Last thoughts …
Incredible Guides and Porters
Anyone who has hiked in big mountains like Nepal or Kilimanjaro, will know that the people who act as guides and porters are tenacious and strong beyond what most trekkers can imagine. The guides, porters and rangers of the Rwenzori exhibit equal tenacity, ingenuity and sheer resilience. They have no proper gear to speak of, except for what they may receive as gifts from travelers into the area. Even if they had the money, the local town sells second hand t-shirts, not mountain gear. And so donning gumboots, t-shirts and only lightweight pants, they fetch, feed, carry, prod and protect one through this incredible terrain without complaint and with apparently no sense of the cold, wet or anything else. These people were what made our trip profoundly luxurious, yet they had no luxuries to speak of. They are remarkable.
Uganda and its people
Uganda is a beautiful place. After decades of despotic and insane rule, the country is filled with educated, enthusiastic people who make a living with pride and dignity. Mountain guides and porters only wash once on the mountain – on the last day when they are returning to their homes and wives. They return with not only money, but their immense dignity worn on their sleeves, so to speak.
People dress carefully and sit elegantly ‘sidesaddle’ on bicycle and scooter taxis. The traffic appears not to obey any rules, yet everyone is considerate of others and somehow even the bicycles weave their way through intersections without a scrape or injury. It is a country of hope and optimism for the future. Cities and towns are abuzz with shop fronts lining streets for miles, product advertisements on every façade, cellular telephony and beer selling a ‘yuppy’ lifestyle. There may still be disputes and problems causing fighting with rebels in the north, but at least most of the chaos is settling and what is left is a land of great beauty, and immense promise.
Moon booties and other requirements for aspiring moonies
The Rwenzoris, as you will have gathered by now, are no ordinary place.

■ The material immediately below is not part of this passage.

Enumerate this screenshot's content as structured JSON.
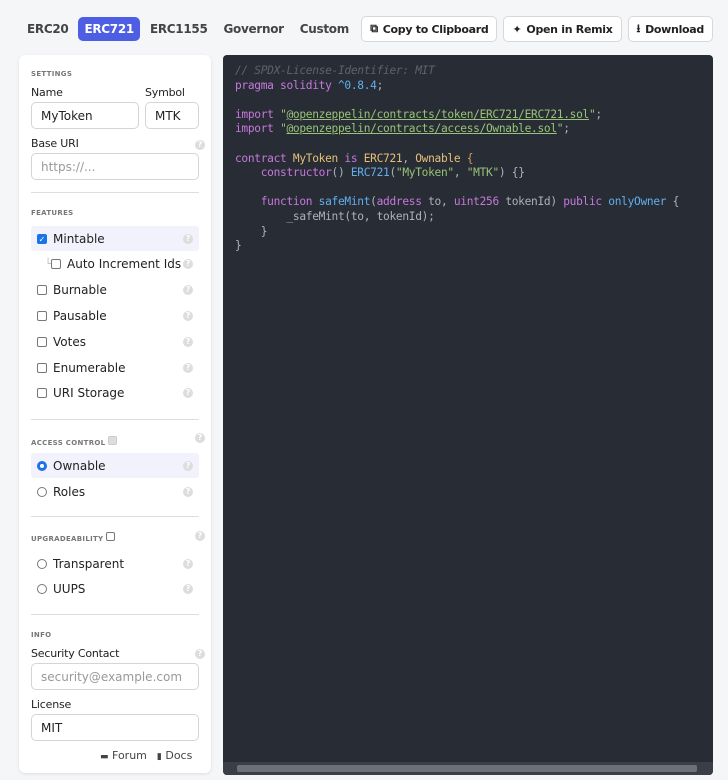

Good rain gear, gumboots and a great sense of humour are imperative to get you through. And of course, make sure you build a trust relationship with your guide, real fast….
The Moon …
We may not have climbed the summit of Margherita Peak, but as it turns out, we did see it. An analysis of a map Tony put together with GPS route mapped out of our hike (see route page), showed that the following picture taken by Jono just shows Margherita Peak. She may have been a shy maiden, but eventually she revealed a piece of herself as we climbed out of Kitandara on our way home.
· I’d like to take this opportunity to thanks 11 amazing explorers (and a few others who aspired to be moonies but didn’t make it) for taking this journey with me, keeping me smiling even when I felt like $#$%@!, and putting up with my bullying. And for two and half weeks of laughter and fun.
· Thanks to Paul Marais for running a giddy glacier training event on his farm in the Magaliesburg for those of us who honestly didn’t know the ropes.
· And a huge thank-you to our guide in chief, Chris, together with all his able men associated with Africa Big Mountains – Paul, logistics and financial director, Alfonz and Alex our amazing chefs, the daring drivers and various hotel staff who smiled, fetched carried and generally made our lives so easy – without their good organisational skills and contacts we would not have had so much fun for so few Rands.
 The original name given was Ruwenzori, but of late it is often referred to as Rwenzori…